In the gospel today, Jesus heals a leper. But this wasn’t just a simple healing of a skin disease. This wasn’t even saving the man’s life from leprosy. We hear in the first reading that lepers were required to live away from society. They were to demonstrate that they were unclean by dressing differently. And when they approached someone, they were to yell out the words, “Unclean! Unclean!” Can you imagine that today? Now imagine being healed. This man wasn’t just healed; his place in society was restored. He could again live with family and friends. He could enter the market place. He could actually practice his Jewish faith again. Jesus didn’t simply save this man’s life. Jesus gave back his life, dignity, and worthiness.

Receiving such a great gift, the man couldn’t be silent, even though Jesus tells him to. The former leper goes and immediately begins to tell other people that Jesus healed him. He was so vocal about it that Jesus couldn’t enter a town openly.

By Jesus’ healing action, he actually traded places with the man in a way. Now Jesus has to live in the deserted places just as the leper used to. Now Jesus gets announced every town he enters just like the leper used to have to do.

Jesus doesn’t want to just improve our lives.

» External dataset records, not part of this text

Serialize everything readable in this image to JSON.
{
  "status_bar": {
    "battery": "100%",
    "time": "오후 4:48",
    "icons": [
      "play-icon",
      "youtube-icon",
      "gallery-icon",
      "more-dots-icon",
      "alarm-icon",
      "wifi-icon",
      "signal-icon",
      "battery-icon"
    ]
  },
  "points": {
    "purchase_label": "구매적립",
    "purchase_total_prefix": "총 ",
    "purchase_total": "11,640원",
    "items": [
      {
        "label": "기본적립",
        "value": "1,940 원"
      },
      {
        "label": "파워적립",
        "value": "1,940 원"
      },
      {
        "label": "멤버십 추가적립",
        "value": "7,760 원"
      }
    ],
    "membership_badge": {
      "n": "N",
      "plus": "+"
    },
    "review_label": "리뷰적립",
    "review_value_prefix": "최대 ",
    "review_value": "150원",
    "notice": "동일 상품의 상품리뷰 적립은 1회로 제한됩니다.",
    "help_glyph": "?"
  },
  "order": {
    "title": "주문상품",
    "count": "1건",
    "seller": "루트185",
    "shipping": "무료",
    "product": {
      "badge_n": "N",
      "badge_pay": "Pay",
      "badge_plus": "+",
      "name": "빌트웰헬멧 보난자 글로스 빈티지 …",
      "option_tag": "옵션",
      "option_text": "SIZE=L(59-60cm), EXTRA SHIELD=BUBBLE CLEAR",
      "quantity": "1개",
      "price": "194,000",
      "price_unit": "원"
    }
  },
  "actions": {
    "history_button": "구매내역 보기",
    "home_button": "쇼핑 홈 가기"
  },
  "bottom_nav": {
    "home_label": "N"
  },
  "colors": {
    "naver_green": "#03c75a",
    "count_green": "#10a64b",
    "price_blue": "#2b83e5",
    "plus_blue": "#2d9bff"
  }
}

He doesn’t want to make us better. He wants to radically change everything. Jesus wants to turn our lives completely upside down and the result will be that our lives will be saved. Jesus wants to change everything because only a radical reorientation of our lives will lead to eternal life. This change is such good news that when we truly experience it, we too won’t be able to contain ourselves. Instead, we will shout the good news from the rooftops, “Jesus saved me! My life is completely different because Jesus healed me!”

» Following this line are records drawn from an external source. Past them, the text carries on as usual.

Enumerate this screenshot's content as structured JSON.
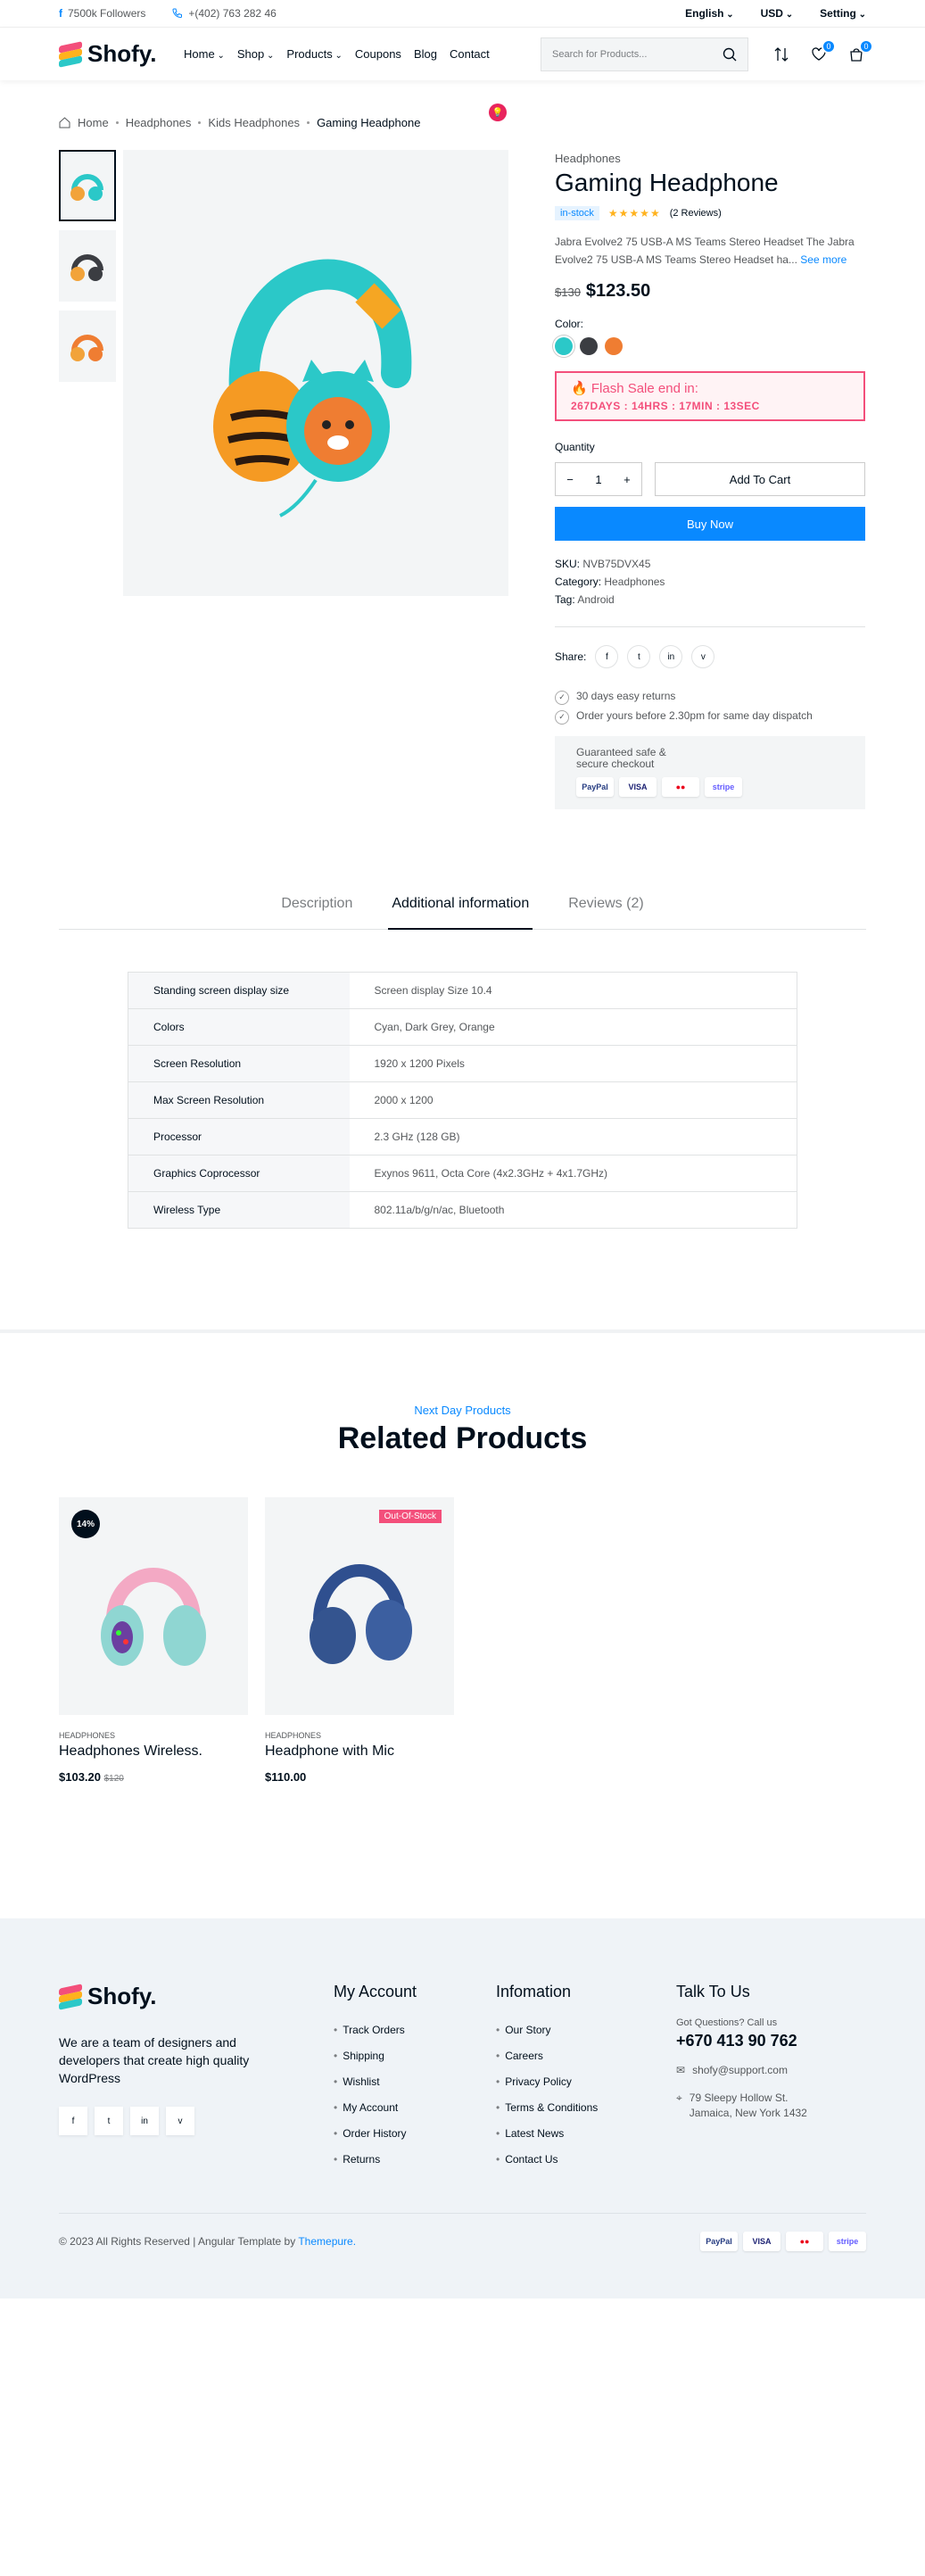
{
  "topbar": {
    "followers": "7500k Followers",
    "phone": "+(402) 763 282 46",
    "language": "English",
    "currency": "USD",
    "setting": "Setting"
  },
  "header": {
    "brand": "Shofy.",
    "nav": [
      "Home",
      "Shop",
      "Products",
      "Coupons",
      "Blog",
      "Contact"
    ],
    "search_placeholder": "Search for Products...",
    "wishlist_count": "0",
    "cart_count": "0"
  },
  "breadcrumb": [
    "Home",
    "Headphones",
    "Kids Headphones",
    "Gaming Headphone"
  ],
  "product": {
    "category": "Headphones",
    "title": "Gaming Headphone",
    "stock": "in-stock",
    "rating": "★★★★★",
    "reviews": "(2 Reviews)",
    "description": "Jabra Evolve2 75 USB-A MS Teams Stereo Headset The Jabra Evolve2 75 USB-A MS Teams Stereo Headset ha...",
    "see_more": "See more",
    "old_price": "$130",
    "price": "$123.50",
    "color_label": "Color:",
    "colors": [
      "#2bc8c8",
      "#3b3d42",
      "#ef7d32"
    ],
    "flash_title": "Flash Sale end in:",
    "countdown": [
      "267DAYS",
      "14HRS",
      "17MIN",
      "13SEC"
    ],
    "quantity_label": "Quantity",
    "quantity": "1",
    "add_to_cart": "Add To Cart",
    "buy_now": "Buy Now",
    "sku_label": "SKU:",
    "sku": "NVB75DVX45",
    "category_label": "Category:",
    "category_value": "Headphones",
    "tag_label": "Tag:",
    "tag": "Android",
    "share_label": "Share:",
    "guarantees": [
      "30 days easy returns",
      "Order yours before 2.30pm for same day dispatch"
    ],
    "secure_title": "Guaranteed safe & secure checkout"
  },
  "payments": [
    "PayPal",
    "VISA",
    "●●",
    "stripe"
  ],
  "tabs": [
    "Description",
    "Additional information",
    "Reviews (2)"
  ],
  "specs": [
    {
      "k": "Standing screen display size",
      "v": "Screen display Size 10.4"
    },
    {
      "k": "Colors",
      "v": "Cyan, Dark Grey, Orange"
    },
    {
      "k": "Screen Resolution",
      "v": "1920 x 1200 Pixels"
    },
    {
      "k": "Max Screen Resolution",
      "v": "2000 x 1200"
    },
    {
      "k": "Processor",
      "v": "2.3 GHz (128 GB)"
    },
    {
      "k": "Graphics Coprocessor",
      "v": "Exynos 9611, Octa Core (4x2.3GHz + 4x1.7GHz)"
    },
    {
      "k": "Wireless Type",
      "v": "802.11a/b/g/n/ac, Bluetooth"
    }
  ],
  "related": {
    "subtitle": "Next Day Products",
    "title": "Related Products",
    "items": [
      {
        "cat": "HEADPHONES",
        "name": "Headphones Wireless.",
        "price": "$103.20",
        "old": "$120",
        "badge": "14%"
      },
      {
        "cat": "HEADPHONES",
        "name": "Headphone with Mic",
        "price": "$110.00",
        "badge": "Out-Of-Stock"
      }
    ]
  },
  "footer": {
    "brand": "Shofy.",
    "about": "We are a team of designers and developers that create high quality WordPress",
    "social": [
      "f",
      "t",
      "in",
      "v"
    ],
    "account_title": "My Account",
    "account": [
      "Track Orders",
      "Shipping",
      "Wishlist",
      "My Account",
      "Order History",
      "Returns"
    ],
    "info_title": "Infomation",
    "info": [
      "Our Story",
      "Careers",
      "Privacy Policy",
      "Terms & Conditions",
      "Latest News",
      "Contact Us"
    ],
    "talk_title": "Talk To Us",
    "question": "Got Questions? Call us",
    "phone": "+670 413 90 762",
    "email": "shofy@support.com",
    "address": "79 Sleepy Hollow St. Jamaica, New York 1432",
    "copyright": "© 2023 All Rights Reserved | Angular Template by",
    "themepure": "Themepure."
  }
}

Live It:
From now until Ash Wednesday (Feb 18th), pray this simple prayer every night, “Jesus if you wish, you can change my life.”

The Good Word for February 8th

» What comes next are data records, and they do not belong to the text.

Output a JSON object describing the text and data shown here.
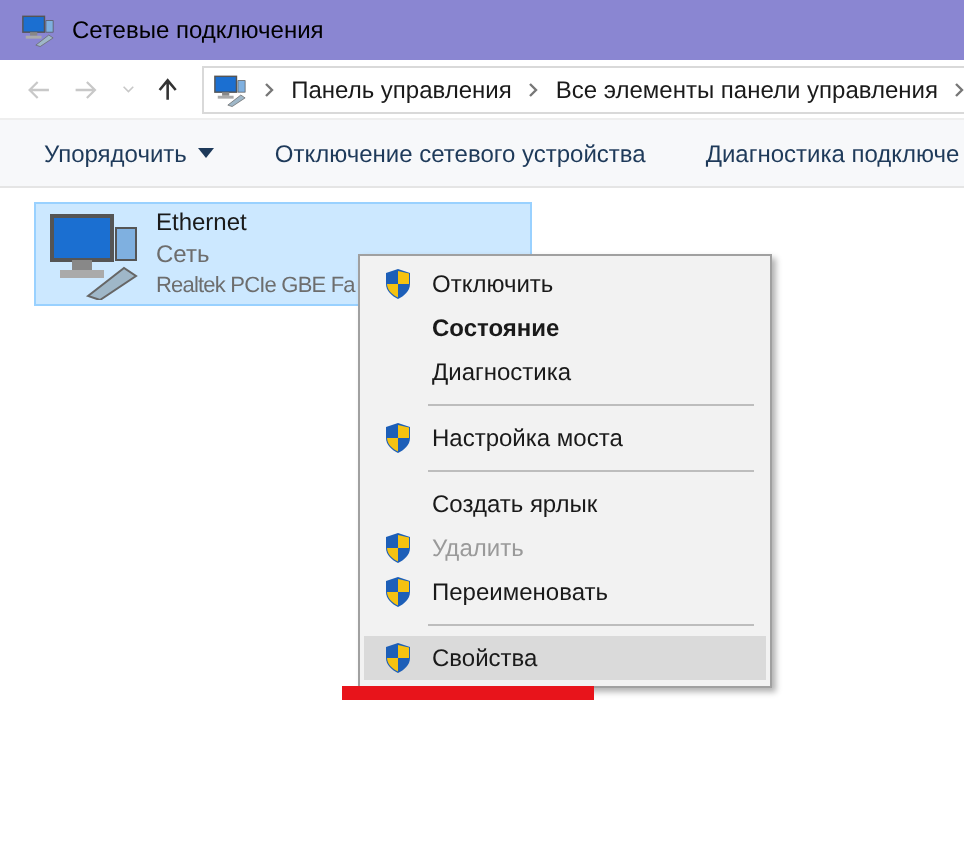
{
  "window": {
    "title": "Сетевые подключения"
  },
  "address_bar": {
    "breadcrumbs": [
      "Панель управления",
      "Все элементы панели управления"
    ]
  },
  "toolbar": {
    "buttons": [
      "Упорядочить",
      "Отключение сетевого устройства",
      "Диагностика подключе"
    ]
  },
  "connection": {
    "name": "Ethernet",
    "network": "Сеть",
    "adapter": "Realtek PCIe GBE Fa",
    "selected": true
  },
  "context_menu": {
    "items": [
      {
        "kind": "item",
        "label": "Отключить",
        "shield": true,
        "bold": false,
        "disabled": false,
        "selected": false
      },
      {
        "kind": "item",
        "label": "Состояние",
        "shield": false,
        "bold": true,
        "disabled": false,
        "selected": false
      },
      {
        "kind": "item",
        "label": "Диагностика",
        "shield": false,
        "bold": false,
        "disabled": false,
        "selected": false
      },
      {
        "kind": "separator"
      },
      {
        "kind": "item",
        "label": "Настройка моста",
        "shield": true,
        "bold": false,
        "disabled": false,
        "selected": false
      },
      {
        "kind": "separator"
      },
      {
        "kind": "item",
        "label": "Создать ярлык",
        "shield": false,
        "bold": false,
        "disabled": false,
        "selected": false
      },
      {
        "kind": "item",
        "label": "Удалить",
        "shield": true,
        "bold": false,
        "disabled": true,
        "selected": false
      },
      {
        "kind": "item",
        "label": "Переименовать",
        "shield": true,
        "bold": false,
        "disabled": false,
        "selected": false
      },
      {
        "kind": "separator"
      },
      {
        "kind": "item",
        "label": "Свойства",
        "shield": true,
        "bold": false,
        "disabled": false,
        "selected": true
      }
    ]
  }
}
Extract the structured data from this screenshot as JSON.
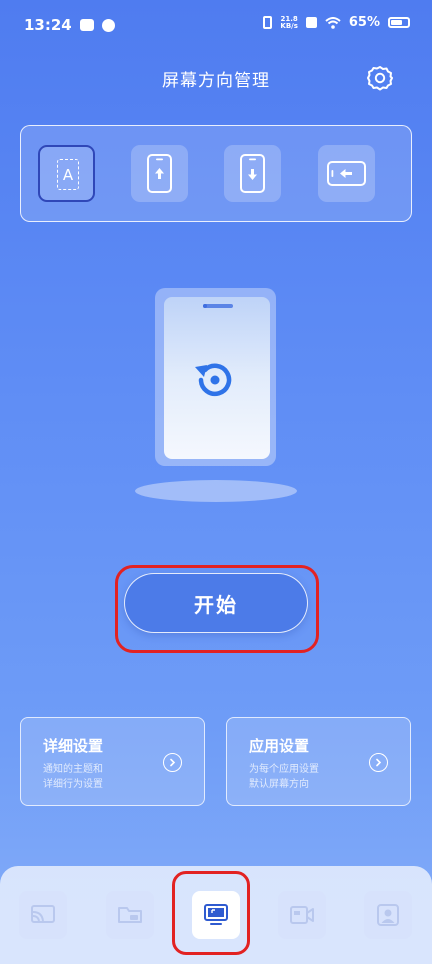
{
  "status_bar": {
    "time": "13:24",
    "net_speed_value": "21.8",
    "net_speed_unit": "KB/s",
    "battery_percent": "65%"
  },
  "header": {
    "title": "屏幕方向管理"
  },
  "mode_selector": {
    "auto_label": "A",
    "selected": "auto",
    "options": [
      "auto",
      "portrait",
      "portrait-reverse",
      "landscape"
    ]
  },
  "start_button": {
    "label": "开始"
  },
  "cards": [
    {
      "title": "详细设置",
      "desc": "通知的主题和\n详细行为设置"
    },
    {
      "title": "应用设置",
      "desc": "为每个应用设置\n默认屏幕方向"
    }
  ],
  "bottom_nav": {
    "active_index": 2,
    "items": [
      "cast-icon",
      "folder-icon",
      "screen-icon",
      "video-icon",
      "portrait-icon"
    ]
  },
  "colors": {
    "accent": "#4c7be8",
    "selected_border": "#2f47b8",
    "highlight": "#e22222"
  }
}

For the complete Sunday readings click here.

When my sister was in 7th grade she was playing keeper for her summer soccer team. A hard shot came knuckling towards her and dipped at the last moment. She stopped the ball, but caught it awkwardly, stubbing her thumb. It hurt pretty badly, but she assumed a little ice and rest would take care of the pain. Two weeks later it still hurt, so she went in to have it looked at by a doctor, only to find out she had actually fractured her thumb.

Rarely do we have a physical injury that we don’t know about. But sometimes we don’t realize just how badly we are hurt. Sometimes illness infects the body and we have absolutely no pain or sign. I think sin works like this too. Sometimes when we sin, we don’t realize how bad we are really injured. We think a little time and we will be healed. Other times we aren’t aware how wounded we really are because there doesn’t appear to be any outward sign.

In our gospel this week, we read about Jesus curing the sick, driving out demons, and preaching the good news. Jesus wants to do this for you too. Jesus wants to heal your wounds from sin. He wants to restore you to spiritual health. He came to do just this. All we have to do is ask for his healing power.

The obstacle is that most of the time we don’t feel hurt, injured, or sick. We don’t recognize how sin is hurting us. And if we do recognize our wounds, we think we are the only one and so we hide.

If you want to be spiritually healthy, the first step is to recognize our need for healing. The good news is that Jesus is the perfect doctor. He not only will heal us, but he can help us to identify our spiritual wounds. All we have to do is go to the doctor.

Live It:
Doing an examination of conscious can help us to identify our spiritual wounds. A good selection of examines can be found here. My favorite is the one for married persons. Take 5 minutes this week to read through an examination. If something surfaces, consider receiving the Sacrament of Reconciliation.